Interface dataset entries
* * * * *

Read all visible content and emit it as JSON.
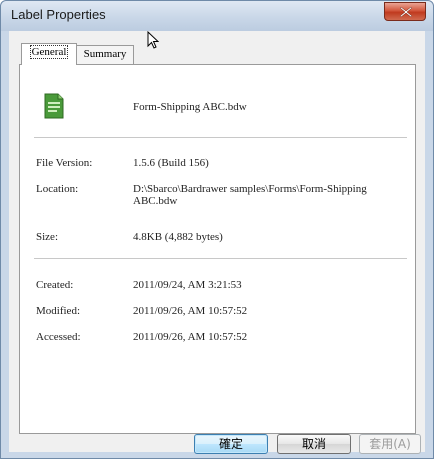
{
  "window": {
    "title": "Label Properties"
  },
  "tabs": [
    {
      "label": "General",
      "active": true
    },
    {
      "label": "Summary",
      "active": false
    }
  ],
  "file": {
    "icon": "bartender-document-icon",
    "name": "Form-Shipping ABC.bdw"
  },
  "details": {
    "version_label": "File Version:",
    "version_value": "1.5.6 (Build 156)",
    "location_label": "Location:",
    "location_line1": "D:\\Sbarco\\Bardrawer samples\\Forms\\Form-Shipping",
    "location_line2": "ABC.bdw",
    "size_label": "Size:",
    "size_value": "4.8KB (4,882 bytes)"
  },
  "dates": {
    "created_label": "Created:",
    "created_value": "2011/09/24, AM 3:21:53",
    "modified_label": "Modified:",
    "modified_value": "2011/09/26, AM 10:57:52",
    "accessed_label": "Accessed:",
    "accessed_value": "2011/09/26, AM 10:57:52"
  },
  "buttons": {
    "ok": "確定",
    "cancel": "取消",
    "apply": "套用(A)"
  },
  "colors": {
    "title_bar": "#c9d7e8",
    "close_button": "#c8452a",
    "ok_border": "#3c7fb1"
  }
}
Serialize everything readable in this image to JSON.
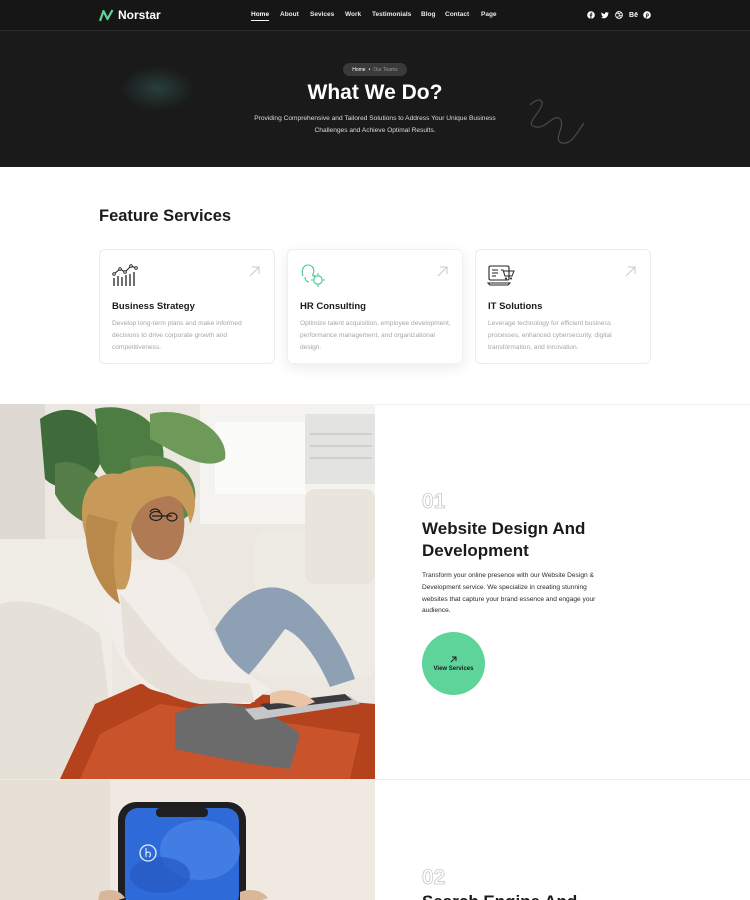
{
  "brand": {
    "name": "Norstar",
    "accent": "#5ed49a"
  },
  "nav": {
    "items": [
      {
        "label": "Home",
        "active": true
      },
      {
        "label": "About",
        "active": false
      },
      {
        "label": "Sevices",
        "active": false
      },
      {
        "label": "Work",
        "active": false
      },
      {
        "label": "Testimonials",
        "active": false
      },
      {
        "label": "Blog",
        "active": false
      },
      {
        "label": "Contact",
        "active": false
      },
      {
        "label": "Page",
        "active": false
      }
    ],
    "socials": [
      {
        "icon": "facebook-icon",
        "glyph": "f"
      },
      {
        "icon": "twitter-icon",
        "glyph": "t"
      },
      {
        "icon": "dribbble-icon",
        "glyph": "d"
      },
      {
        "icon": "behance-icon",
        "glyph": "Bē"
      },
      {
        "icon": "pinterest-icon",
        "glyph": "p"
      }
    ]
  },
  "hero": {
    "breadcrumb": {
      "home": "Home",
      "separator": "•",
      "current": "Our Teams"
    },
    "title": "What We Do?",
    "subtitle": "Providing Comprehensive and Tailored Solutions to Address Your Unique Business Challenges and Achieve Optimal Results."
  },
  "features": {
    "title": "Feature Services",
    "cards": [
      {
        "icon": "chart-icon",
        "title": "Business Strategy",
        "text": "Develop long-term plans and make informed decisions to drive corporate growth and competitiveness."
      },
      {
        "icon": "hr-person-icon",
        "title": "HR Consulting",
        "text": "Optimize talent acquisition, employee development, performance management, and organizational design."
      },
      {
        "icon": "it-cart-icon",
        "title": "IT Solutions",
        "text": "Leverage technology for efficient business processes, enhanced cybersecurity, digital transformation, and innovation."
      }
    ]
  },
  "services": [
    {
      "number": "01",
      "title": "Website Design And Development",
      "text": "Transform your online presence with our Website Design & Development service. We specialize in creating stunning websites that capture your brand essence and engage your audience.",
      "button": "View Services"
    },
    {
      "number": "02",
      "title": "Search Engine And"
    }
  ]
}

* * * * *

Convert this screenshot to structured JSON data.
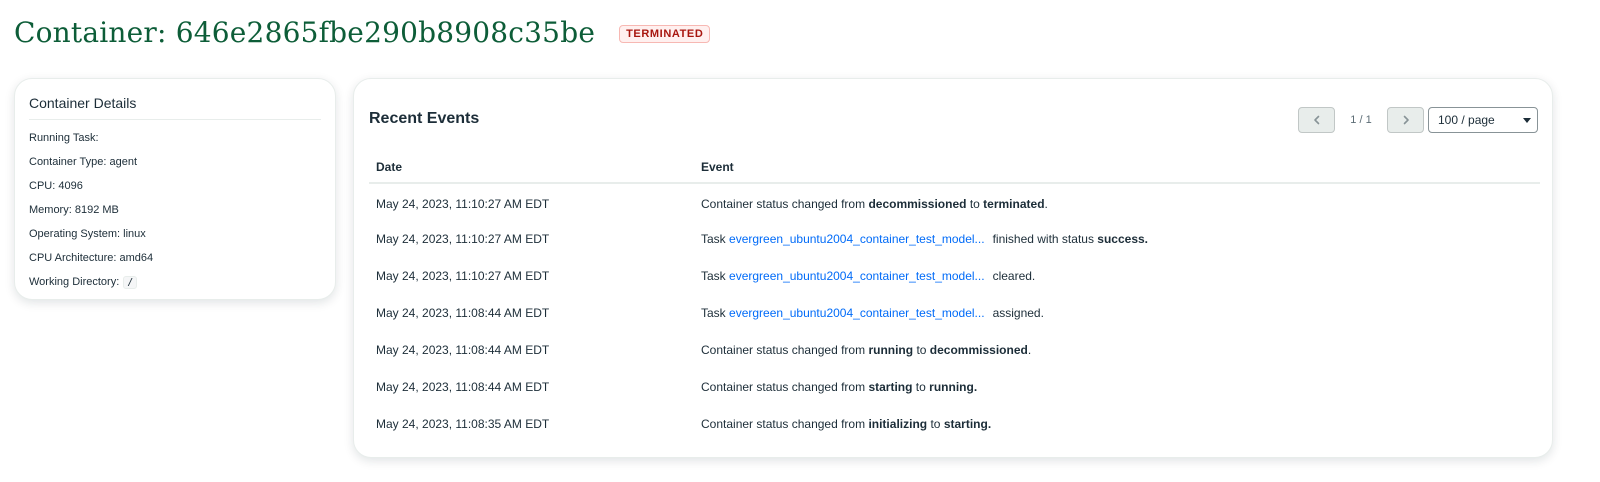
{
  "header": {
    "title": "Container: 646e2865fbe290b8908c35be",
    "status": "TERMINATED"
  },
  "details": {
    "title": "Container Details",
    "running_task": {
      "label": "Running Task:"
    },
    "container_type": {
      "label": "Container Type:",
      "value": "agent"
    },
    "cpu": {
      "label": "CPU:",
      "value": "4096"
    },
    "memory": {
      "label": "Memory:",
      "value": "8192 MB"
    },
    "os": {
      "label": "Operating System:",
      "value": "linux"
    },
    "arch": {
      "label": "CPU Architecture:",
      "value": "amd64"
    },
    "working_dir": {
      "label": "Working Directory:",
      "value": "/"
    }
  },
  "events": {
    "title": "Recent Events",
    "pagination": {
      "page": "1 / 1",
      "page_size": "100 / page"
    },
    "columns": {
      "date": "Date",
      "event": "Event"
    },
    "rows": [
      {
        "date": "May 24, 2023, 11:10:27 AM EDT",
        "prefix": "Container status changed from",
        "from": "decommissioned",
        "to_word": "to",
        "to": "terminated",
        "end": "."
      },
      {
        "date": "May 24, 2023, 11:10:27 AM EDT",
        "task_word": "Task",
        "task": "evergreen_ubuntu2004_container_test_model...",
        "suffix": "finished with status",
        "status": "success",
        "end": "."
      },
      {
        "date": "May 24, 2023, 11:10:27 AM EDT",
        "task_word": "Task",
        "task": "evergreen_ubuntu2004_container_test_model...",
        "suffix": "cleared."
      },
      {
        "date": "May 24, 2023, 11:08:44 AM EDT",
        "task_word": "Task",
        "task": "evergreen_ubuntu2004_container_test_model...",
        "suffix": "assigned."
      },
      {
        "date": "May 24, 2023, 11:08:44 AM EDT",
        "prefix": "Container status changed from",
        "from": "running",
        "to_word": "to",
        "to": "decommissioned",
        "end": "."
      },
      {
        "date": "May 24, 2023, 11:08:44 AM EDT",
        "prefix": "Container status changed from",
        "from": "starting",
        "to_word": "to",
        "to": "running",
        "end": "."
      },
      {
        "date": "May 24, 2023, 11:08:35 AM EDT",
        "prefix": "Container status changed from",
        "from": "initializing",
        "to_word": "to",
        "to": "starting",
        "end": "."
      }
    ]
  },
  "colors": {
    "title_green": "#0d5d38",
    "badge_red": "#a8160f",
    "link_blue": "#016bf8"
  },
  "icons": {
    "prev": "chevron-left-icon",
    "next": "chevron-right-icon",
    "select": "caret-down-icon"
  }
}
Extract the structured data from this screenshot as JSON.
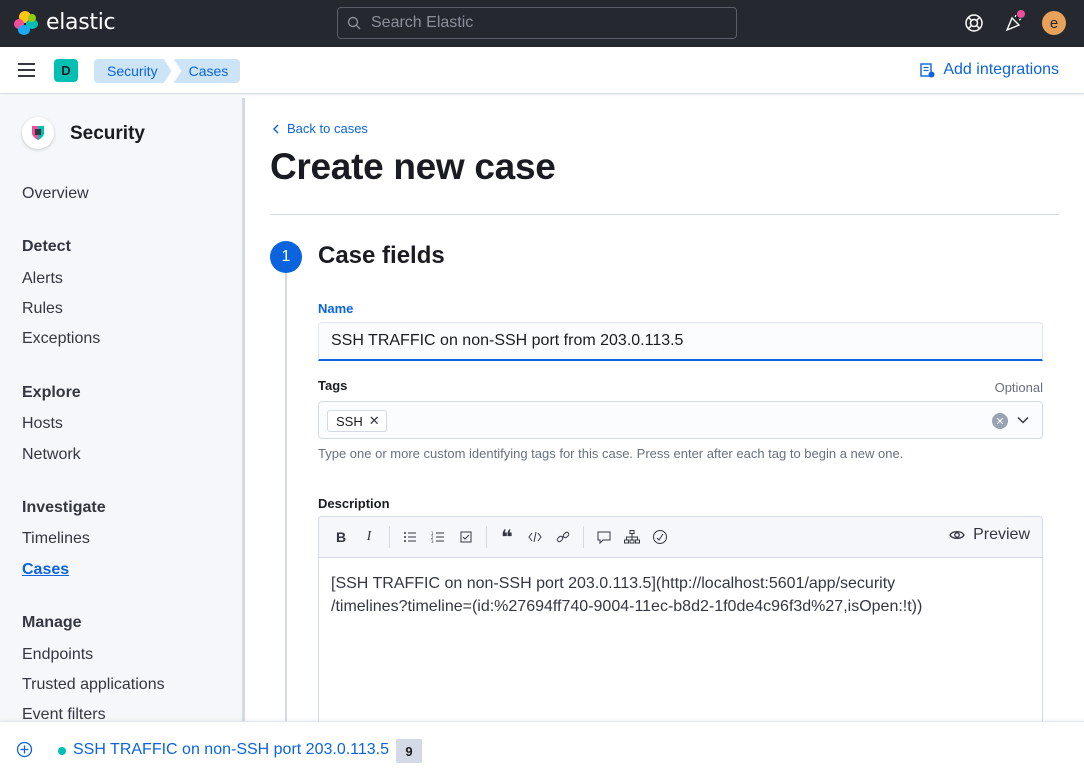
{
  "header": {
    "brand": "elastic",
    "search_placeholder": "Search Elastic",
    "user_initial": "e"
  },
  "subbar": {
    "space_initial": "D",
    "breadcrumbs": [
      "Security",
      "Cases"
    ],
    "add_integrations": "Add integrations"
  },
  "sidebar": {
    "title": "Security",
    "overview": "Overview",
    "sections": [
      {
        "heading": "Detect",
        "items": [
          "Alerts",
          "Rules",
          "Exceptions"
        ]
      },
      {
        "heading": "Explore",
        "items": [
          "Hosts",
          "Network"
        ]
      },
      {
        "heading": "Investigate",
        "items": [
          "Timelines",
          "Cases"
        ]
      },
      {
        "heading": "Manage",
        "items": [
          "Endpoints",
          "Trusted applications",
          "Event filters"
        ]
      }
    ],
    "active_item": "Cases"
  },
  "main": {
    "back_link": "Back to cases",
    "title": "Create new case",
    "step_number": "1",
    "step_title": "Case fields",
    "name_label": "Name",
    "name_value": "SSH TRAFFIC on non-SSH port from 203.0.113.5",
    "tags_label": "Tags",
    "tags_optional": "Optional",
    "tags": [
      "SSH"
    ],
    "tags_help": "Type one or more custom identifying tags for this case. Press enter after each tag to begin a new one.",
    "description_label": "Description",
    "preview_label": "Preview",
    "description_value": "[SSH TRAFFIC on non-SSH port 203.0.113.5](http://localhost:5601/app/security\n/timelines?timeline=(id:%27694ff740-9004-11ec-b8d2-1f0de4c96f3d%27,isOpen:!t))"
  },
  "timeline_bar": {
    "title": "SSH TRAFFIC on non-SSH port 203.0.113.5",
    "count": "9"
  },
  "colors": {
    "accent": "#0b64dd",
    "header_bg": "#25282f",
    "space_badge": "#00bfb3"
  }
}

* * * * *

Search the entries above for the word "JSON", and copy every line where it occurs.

- Task solution -
Read all visible content and emit it as JSON.
Serialize everything readable in this image to JSON.
Convert this screenshot to structured JSON data.
Extract the structured data from this screenshot as JSON.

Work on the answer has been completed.